Garden sculpture

Image

Spring is springing and the Easter holiday is nearly here – It is the season when people’s thoughts turn to their gardens. I am having a little publicity push on Garden sculpture commissions. I have been working on headstones all winter and although I like making memorials, as the sun begins to warm the earth, I feel the need to make some celebratory work. As we approach Good Friday, I reflect that my work through the winter has been focused on the theme of death. Easter Sunday is nearly here and I am looking forward to making some work which celebrates life.

If you would like to commission a sculpture or inscriptional art work for you garden please get in touch.

Garden_Sculpture_postcard_US

Advertisements

CW2. Painting and finishing touches.

This week’s progress report has seen me painting the letters, and inlaying the brass acorns. Why paint those beautiful letters I hear you ask?

Painting

Painting!

Well, when the sunlight falls across v inscribed letters they stand out really nicely, but this is England and on a dull day in November the contrast can be a little too low to reveal the letters at their best. So I have painted them the same colour as the stone, but a tone darker than the stone when it is dry and a tone lighter than the stone when it’s wet, adding just enough contrast to help with legibility when the light is rubbish. The paint is made by the German manufacturer Keim, and it is micro-porous, very hard wearing and has a sympathetic mat finish. This sensitive choice of colour should weather sympathetically as the marker ages too. A big thank you to Theresa Llewellyn who helped me paint 3 coats into 409 letters, thus keeping me sane!

Finally finished and ready to go.

Finally finished and ready to go.

The Marker is finished and ready for installation on Thursday. I don’t feel like I can fully relax until it is safely installed. I am looking forward to seeing it in position in its wonderful site in front of the historic Market Hall in Chipping Campden. It really is a lovely intimate space..

The brass acorn glinting in the sun.

The brass acorn glinting in the sun.

CW2. Counting Letters

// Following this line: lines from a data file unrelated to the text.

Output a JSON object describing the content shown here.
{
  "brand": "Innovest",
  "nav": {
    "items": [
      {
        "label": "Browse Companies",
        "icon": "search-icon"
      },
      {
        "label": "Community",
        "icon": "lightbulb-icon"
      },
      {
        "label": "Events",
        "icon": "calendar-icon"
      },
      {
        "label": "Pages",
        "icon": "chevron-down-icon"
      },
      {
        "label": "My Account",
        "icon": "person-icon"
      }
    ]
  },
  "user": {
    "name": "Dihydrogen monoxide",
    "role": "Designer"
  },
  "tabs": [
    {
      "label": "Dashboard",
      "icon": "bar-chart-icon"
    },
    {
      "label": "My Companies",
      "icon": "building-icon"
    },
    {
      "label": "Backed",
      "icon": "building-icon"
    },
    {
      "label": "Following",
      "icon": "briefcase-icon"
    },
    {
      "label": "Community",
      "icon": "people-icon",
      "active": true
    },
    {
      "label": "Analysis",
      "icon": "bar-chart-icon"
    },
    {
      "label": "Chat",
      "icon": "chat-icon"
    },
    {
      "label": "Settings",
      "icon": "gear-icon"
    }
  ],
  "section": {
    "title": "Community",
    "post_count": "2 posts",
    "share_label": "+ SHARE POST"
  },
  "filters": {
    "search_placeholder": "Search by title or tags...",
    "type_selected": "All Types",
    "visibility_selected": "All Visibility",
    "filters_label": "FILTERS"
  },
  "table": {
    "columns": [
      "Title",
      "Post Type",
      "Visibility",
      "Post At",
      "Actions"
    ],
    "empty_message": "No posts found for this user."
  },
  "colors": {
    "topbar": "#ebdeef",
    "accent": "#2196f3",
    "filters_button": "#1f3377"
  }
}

There are 409 letters to carve. The seven letters of T S Eliot are half sized making them  a lot quicker to cut. 402 two inch letters. My target is to carve the inscription in four weeks. More or less 100 letters per week. 20 letters a day. It should be easy, but they just wont go any faster than 4 in an hour. Sometimes only 3 in an hour. 7 every 2 hours. 21 in 6 hours which is a typical daily hit rate, because there is always other stuff that needs doing when your running a business. 6 uninterrupted, whole focused hours is pretty good going in a day. Today I saw a new client and I carved 9 letters and I fixed the alternator belt on the car. So this week I am 11 letters behind already and I have a couple of school run days when I will be lucky to carve 18 letters, that leaves 2 days when I need to carve 22 letters plus another 5 to catch up the 11, so I make that 18 + 18 + 27 + 27 and I am still a letter down!

How did I do last week? 91. visually nearly a quarter. Not too bad. Plus an eighth short of a  couple of concentric circles. I was getting up to speed and lots of things subverted my time. so I think there is still some better performance to find. I will still need to find those 9 letters though…

Cotswold Way Marker Stone. Letter Cutting

At the end of week 1 carving

Cotswold Way Marker Stone. Letter cutting detailCotswold Way Marker Stone. Letter cutting detail

Tomorrow is another day. everything might flow and I might carve 20 letters in 5 hours. Now I must go to bed and when I close my eyes I will see letters!

 

 

CW2. Setting Out.

Last week was all about setting out the lettering on the stone. I fixed the stone onto a giant easel I made that allows me to raise it up and spin it round as I progress.

Cotswold Way Marker Stone. The stone fixed on the giant easel I made for carving it.

Cotswold Way Marker Stone. The stone fixed on the giant easel I made for carving it.

I had saved my drawing for the first Marker Stone from 2 years ago, so I was able to trace out the letters on to layout paper directly from the original drawing. Most of the text is the same as the Bath Marker Stone but I had to set out the T S Eliot quote from scratch, it being a new framing text around the edge.

Cotswold Way Marker Stone. Setting out.

Cotswold Way Marker Stone. Setting out.

I set out radial ledger lines using a large homemade compass, and divided the stone into 8 segments, establishing a framework to transfer the lettering into.

Cotswold Way Marker Stone. Setting out.Transfering the lettering onto the stone.

Cotswold Way Marker Stone. Setting out.Transfering the lettering onto the stone.

These drawings are not finessed. They carry just enough information to transfer the forms and the spacing.

Cotswold Way Marker Stone. Setting out.Transfering the lettering onto the stone.

Cotswold Way Marker Stone. Setting out.Transfering the lettering onto the stone.

The letters are then drawn in by hand with white pencil crayon. Adjustments to spacing and form are made where necessary, serifs added and drawing more fully resolved.

The final drawing on the stone, ready for carving

The final drawing on the stone, ready for carving

The chisel though is the final arbiter. This week I will begin to carve….